No, not those girls. We're all keeping our shirts on here. I'm talking about the four-legged variety of females, two of whom have been dominating my free time lately as we've hit a few Senior Pro Rodeos.
First there's Tick, who I've mentioned here before. She's a mare we raised sort of by accident, when the stud colt my uncle Rex gave to my cousin next door got over the fence and cozied up with our good brood mare, Singe. To say Tick has exceeded all expectations for a catch colt would be putting it mildly. First year out of the gate as my number one rope horse she's handled most everything I've thrown at her with the exception of some smokin' fast Longhorns down in southern Montana, and even that didn't blow her mind the way it would the majority of green horses.

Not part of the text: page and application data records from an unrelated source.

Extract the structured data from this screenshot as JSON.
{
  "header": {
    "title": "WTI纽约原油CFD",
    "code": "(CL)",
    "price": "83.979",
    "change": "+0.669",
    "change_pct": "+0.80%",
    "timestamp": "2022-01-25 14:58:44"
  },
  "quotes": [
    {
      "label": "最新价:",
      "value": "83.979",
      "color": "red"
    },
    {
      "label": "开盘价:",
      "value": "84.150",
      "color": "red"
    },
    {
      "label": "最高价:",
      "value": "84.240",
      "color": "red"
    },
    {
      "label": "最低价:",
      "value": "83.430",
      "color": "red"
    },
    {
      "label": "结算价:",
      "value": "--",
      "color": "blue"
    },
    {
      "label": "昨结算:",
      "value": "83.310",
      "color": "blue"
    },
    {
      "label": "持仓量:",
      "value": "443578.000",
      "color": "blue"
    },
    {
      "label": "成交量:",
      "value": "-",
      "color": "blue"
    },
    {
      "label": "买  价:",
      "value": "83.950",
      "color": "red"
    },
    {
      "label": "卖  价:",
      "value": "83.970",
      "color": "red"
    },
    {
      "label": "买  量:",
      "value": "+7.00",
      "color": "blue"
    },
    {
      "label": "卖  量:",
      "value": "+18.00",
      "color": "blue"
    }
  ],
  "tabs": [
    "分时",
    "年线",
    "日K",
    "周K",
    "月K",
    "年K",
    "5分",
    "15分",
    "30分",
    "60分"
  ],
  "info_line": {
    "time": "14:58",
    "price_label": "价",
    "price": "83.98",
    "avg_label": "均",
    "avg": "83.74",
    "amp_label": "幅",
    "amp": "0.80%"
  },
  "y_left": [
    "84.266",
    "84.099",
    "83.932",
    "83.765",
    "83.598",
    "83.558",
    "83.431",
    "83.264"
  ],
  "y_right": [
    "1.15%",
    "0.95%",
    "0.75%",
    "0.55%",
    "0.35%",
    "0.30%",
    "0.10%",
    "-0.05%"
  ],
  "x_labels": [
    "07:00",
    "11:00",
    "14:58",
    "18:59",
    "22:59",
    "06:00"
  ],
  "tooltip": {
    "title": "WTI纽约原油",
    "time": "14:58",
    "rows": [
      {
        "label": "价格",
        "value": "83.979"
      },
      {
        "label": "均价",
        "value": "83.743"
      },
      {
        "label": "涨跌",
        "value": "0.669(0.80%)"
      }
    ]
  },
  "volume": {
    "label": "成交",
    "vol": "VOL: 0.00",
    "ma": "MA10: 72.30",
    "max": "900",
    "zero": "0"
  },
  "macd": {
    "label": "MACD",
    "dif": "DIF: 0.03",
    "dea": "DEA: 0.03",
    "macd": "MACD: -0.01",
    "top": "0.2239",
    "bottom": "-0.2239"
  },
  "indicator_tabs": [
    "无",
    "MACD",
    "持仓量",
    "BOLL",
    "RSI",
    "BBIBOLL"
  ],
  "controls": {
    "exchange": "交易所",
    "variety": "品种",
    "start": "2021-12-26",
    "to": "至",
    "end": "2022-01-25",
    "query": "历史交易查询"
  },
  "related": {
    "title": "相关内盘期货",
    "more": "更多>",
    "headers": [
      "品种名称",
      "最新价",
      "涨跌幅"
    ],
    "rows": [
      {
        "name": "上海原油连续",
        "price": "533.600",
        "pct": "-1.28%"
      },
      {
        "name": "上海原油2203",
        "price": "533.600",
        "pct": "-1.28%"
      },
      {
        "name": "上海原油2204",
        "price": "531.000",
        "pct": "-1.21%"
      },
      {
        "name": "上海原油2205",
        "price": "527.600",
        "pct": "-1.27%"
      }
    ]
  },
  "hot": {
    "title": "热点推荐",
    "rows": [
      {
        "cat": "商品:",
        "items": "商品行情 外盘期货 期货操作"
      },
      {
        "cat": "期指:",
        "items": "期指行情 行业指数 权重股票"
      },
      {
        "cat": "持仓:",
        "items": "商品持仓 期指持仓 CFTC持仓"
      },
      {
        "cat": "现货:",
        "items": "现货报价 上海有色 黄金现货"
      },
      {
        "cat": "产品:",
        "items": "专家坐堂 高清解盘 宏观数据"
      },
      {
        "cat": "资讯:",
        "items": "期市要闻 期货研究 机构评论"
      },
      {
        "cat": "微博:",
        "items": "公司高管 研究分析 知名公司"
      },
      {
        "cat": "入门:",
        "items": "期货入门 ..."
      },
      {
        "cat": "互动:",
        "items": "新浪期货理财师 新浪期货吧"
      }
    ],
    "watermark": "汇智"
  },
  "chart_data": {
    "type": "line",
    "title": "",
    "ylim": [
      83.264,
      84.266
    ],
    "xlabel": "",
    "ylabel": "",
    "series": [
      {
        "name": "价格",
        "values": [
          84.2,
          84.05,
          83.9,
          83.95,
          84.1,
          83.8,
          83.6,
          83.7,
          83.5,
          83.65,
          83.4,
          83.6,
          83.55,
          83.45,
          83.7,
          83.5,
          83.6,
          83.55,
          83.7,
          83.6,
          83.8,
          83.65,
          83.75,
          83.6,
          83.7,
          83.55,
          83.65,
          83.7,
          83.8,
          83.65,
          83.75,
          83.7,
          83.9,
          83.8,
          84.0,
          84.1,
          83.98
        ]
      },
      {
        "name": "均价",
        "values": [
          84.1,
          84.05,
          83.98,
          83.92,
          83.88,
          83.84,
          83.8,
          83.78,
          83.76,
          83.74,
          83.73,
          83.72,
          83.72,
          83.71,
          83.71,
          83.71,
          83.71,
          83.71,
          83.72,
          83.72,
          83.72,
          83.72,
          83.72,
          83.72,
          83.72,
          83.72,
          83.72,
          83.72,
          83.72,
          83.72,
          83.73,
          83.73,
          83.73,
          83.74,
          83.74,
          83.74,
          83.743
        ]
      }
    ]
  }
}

She's working so well, in fact, my dad switched over to riding her in the 70+ men's breakaway at the last few rodeos. Sunday in Nanton, Alberta the two of them made this first place run:
The second horse in my life at present is Pocket. How we ended up where we are is beyond me. I gave up barrel racing for good back in 2002, and at sixteen she's years older than the average novice horse, due to an unfortunate series of setbacks. First she got wire cut, one of several horses we thought might be crippled for life after something stampeded them through a barbed wire fence out in one of the big pastures one night. We can only speculate what it might have been: bear, wolf, or possibly a moose, which horses are terrified of for some reason.
It took half of a year, but Pocket recovered from her horrific cuts...only to get accidentally bred by a yearling stud colt who shouldn't have been old enough to do the deed, so she lost another year. By the time she was broke enough to start roping on she was seven years old, and the perfect size for me, right at fourteen hands (that's 4 feet 8 inches at the whithers for non-horse folks, which is small, which is why she's named Pocket). Then she got wire cut again, so she was off for another half a year. All in all, not the luckiest horse on the planet.
But finally she was sound, broke (pretty much) and ready to go, the obvious successor to Em the Magnificent. There was only one small problem. Pocket absolutely, positively hated roping. She balked. She bucked. She jabbed her front feet in the ground so hard when she stopped she nearly crippled my husband for life. And no matter what we did, instead of getting better it just kept getting worse.
After one particularly frustrating practice session I threw up my hands and said forget it and took her around the barrels instead. My dad had taught her the pattern the way he did all of our colts back in the old days, but he'd never really run her at them. I did. And she did...turn and run, I mean. And even more amazing, she seemed to like it! I got fired up and took her to a couple of jackpots in Browning, and one in Cardston, and she showed some serious promise.
And then came the winter from hell, followed by a summer when it rained so much we never got into our outdoor arena, and I was so busy with work I never managed to get Pocket in out of the pasture. Ditto for the next summer. And the next. Finally, this spring, I made up my mind I had to do something with her. And damned if it isn't like she'd been practicing without me, because she came back even better than when I got off her three years ago. Since finding time to haul her to any novice horse events wasn't happening, I decided to enter up at the Senior Pro Rodeos. This is her second run at Nanton. The time is about a second off of what it took to win money, which is pretty amazing given her experience level::
(Yeah, the video runs on there at the end. First time using the iPad as a video camera, there was a Off button malfunction.)
So here I am, a confirmed roper with a sixteen year old colt that seems determined to run barrels. Thanks to her scars and her attitude I can't guaranteed her sound of body or mind, so I can't sell her. Nope, I'm pretty much stuck with her. Guess we'll just keep entering and see where it takes us.